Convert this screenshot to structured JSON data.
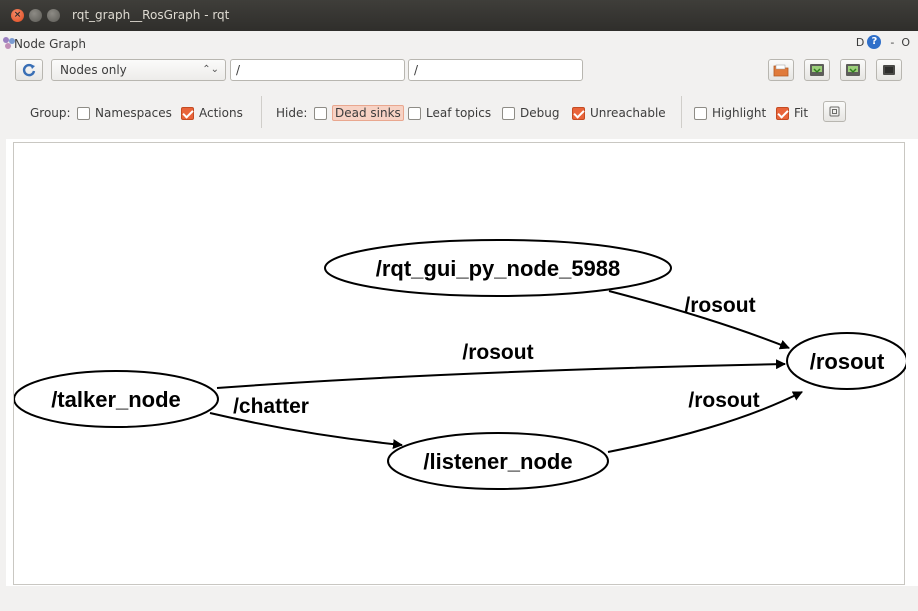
{
  "window": {
    "title": "rqt_graph__RosGraph - rqt"
  },
  "plugin": {
    "title": "Node Graph",
    "right_label": "D",
    "help": "?",
    "minimize": "-",
    "close": "O"
  },
  "toolbar": {
    "mode_select": "Nodes only",
    "mode_arrow": "⌃⌄",
    "node_filter": "/",
    "topic_filter": "/"
  },
  "options": {
    "group_label": "Group:",
    "namespaces": {
      "label": "Namespaces",
      "checked": false
    },
    "actions": {
      "label": "Actions",
      "checked": true
    },
    "hide_label": "Hide:",
    "dead_sinks": {
      "label": "Dead sinks",
      "checked": false
    },
    "leaf_topics": {
      "label": "Leaf topics",
      "checked": false
    },
    "debug": {
      "label": "Debug",
      "checked": false
    },
    "unreachable": {
      "label": "Unreachable",
      "checked": true
    },
    "highlight": {
      "label": "Highlight",
      "checked": false
    },
    "fit": {
      "label": "Fit",
      "checked": true
    }
  },
  "graph": {
    "nodes": {
      "rqt_gui": "/rqt_gui_py_node_5988",
      "talker": "/talker_node",
      "listener": "/listener_node",
      "rosout": "/rosout"
    },
    "edges": {
      "rqt_to_rosout": "/rosout",
      "talker_to_rosout": "/rosout",
      "talker_to_listener": "/chatter",
      "listener_to_rosout": "/rosout"
    }
  }
}
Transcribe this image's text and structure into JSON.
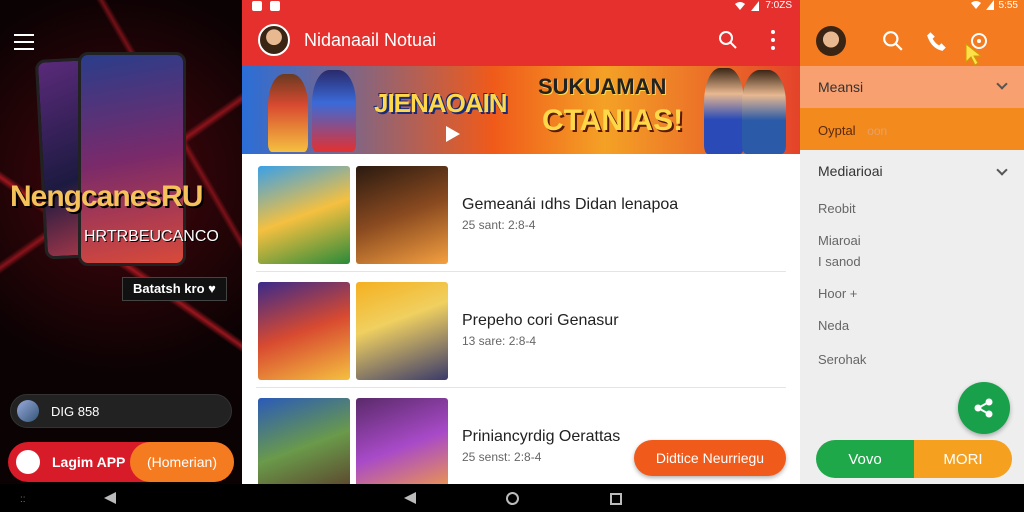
{
  "left_panel": {
    "promo_title": "NengcanesRU",
    "promo_subtitle": "HRTRBEUCANCO",
    "promo_chip": "Batatsh kro ♥",
    "pill_text": "DIG 858",
    "install_label": "Lagim APP",
    "install_secondary": "(Homerian)"
  },
  "status_bar": {
    "time_mid": "7:0ZS",
    "time_right": "5:55"
  },
  "app_bar": {
    "title": "Nidanaail Notuai"
  },
  "banner": {
    "text_left": "JIENAOAIN",
    "text_right_top": "SUKUAMAN",
    "text_right_main": "CTANIAS!"
  },
  "list": {
    "items": [
      {
        "title": "Gemeanái ıdhs Didan lenapoa",
        "subtitle": "25 sant: 2:8-4"
      },
      {
        "title": "Prepeho cori Genasur",
        "subtitle": "13 sare: 2:8-4"
      },
      {
        "title": "Priniancyrdig Oerattas",
        "subtitle": "25 senst: 2:8-4"
      }
    ]
  },
  "fab_wide": {
    "label": "Didtice Neurriegu"
  },
  "right_panel": {
    "header1": "Meansi",
    "header2": "Oyptal",
    "header2_hint": "oon",
    "header3": "Mediarioai",
    "items": [
      "Reobit",
      "Miaroai",
      "I sanod",
      "Hoor +",
      "Neda",
      "Serohak"
    ],
    "btn_left": "Vovo",
    "btn_right": "MORI"
  },
  "colors": {
    "accent_red": "#e5302e",
    "accent_orange": "#f57b20",
    "accent_green": "#18a04a"
  }
}
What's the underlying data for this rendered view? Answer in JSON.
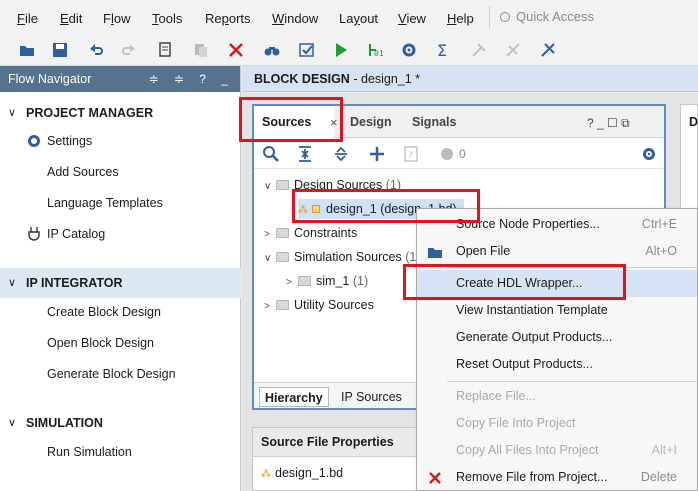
{
  "menubar": {
    "items": [
      {
        "label": "File",
        "u": "F",
        "rest": "ile"
      },
      {
        "label": "Edit",
        "u": "E",
        "rest": "dit"
      },
      {
        "label": "Flow",
        "u": "",
        "pre": "F",
        "u2": "l",
        "rest": "ow"
      },
      {
        "label": "Tools",
        "u": "T",
        "rest": "ools"
      },
      {
        "label": "Reports",
        "u": "",
        "pre": "Re",
        "u2": "p",
        "rest": "orts"
      },
      {
        "label": "Window",
        "u": "W",
        "rest": "indow"
      },
      {
        "label": "Layout",
        "u": "",
        "pre": "La",
        "u2": "y",
        "rest": "out"
      },
      {
        "label": "View",
        "u": "V",
        "rest": "iew"
      },
      {
        "label": "Help",
        "u": "H",
        "rest": "elp"
      }
    ],
    "quick_access_placeholder": "Quick Access"
  },
  "flow_navigator": {
    "title": "Flow Navigator",
    "header_icons": "≑ ≑ ? _",
    "sections": [
      {
        "title": "PROJECT MANAGER",
        "items": [
          "Settings",
          "Add Sources",
          "Language Templates",
          "IP Catalog"
        ]
      },
      {
        "title": "IP INTEGRATOR",
        "items": [
          "Create Block Design",
          "Open Block Design",
          "Generate Block Design"
        ]
      },
      {
        "title": "SIMULATION",
        "items": [
          "Run Simulation"
        ]
      }
    ]
  },
  "block_design": {
    "label": "BLOCK DESIGN",
    "name": " - design_1 *"
  },
  "sources_panel": {
    "tabs": [
      "Sources",
      "Design",
      "Signals"
    ],
    "controls": "?  _  ☐  ⧉",
    "warning_count": "0",
    "tree": {
      "design_sources": "Design Sources",
      "design_sources_count": "(1)",
      "design_file": "design_1 (design_1.bd)",
      "constraints": "Constraints",
      "simulation_sources": "Simulation Sources",
      "simulation_sources_count": "(1",
      "sim_1": "sim_1",
      "sim_1_count": "(1)",
      "utility_sources": "Utility Sources"
    },
    "bottom_tabs": [
      "Hierarchy",
      "IP Sources"
    ]
  },
  "source_file_properties": {
    "title": "Source File Properties",
    "file": "design_1.bd"
  },
  "right_panel": {
    "label": "D"
  },
  "context_menu": {
    "items": [
      {
        "label": "Source Node Properties...",
        "shortcut": "Ctrl+E",
        "disabled": false
      },
      {
        "label": "Open File",
        "shortcut": "Alt+O",
        "disabled": false
      },
      {
        "label": "Create HDL Wrapper...",
        "shortcut": "",
        "disabled": false
      },
      {
        "label": "View Instantiation Template",
        "shortcut": "",
        "disabled": false
      },
      {
        "label": "Generate Output Products...",
        "shortcut": "",
        "disabled": false
      },
      {
        "label": "Reset Output Products...",
        "shortcut": "",
        "disabled": false
      },
      {
        "label": "Replace File...",
        "shortcut": "",
        "disabled": true
      },
      {
        "label": "Copy File Into Project",
        "shortcut": "",
        "disabled": true
      },
      {
        "label": "Copy All Files Into Project",
        "shortcut": "Alt+I",
        "disabled": true
      },
      {
        "label": "Remove File from Project...",
        "shortcut": "Delete",
        "disabled": false
      }
    ]
  },
  "colors": {
    "highlight_red": "#e0141e",
    "nav_header": "#55728f",
    "panel_border": "#5b8dc7"
  }
}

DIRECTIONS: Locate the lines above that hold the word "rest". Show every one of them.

TASK SOLUTION:
        "rest": "ile"
        "rest": "dit"
        "rest": "ow"
        "rest": "ools"
        "rest": "orts"
        "rest": "indow"
        "rest": "out"
        "rest": "iew"
        "rest": "elp"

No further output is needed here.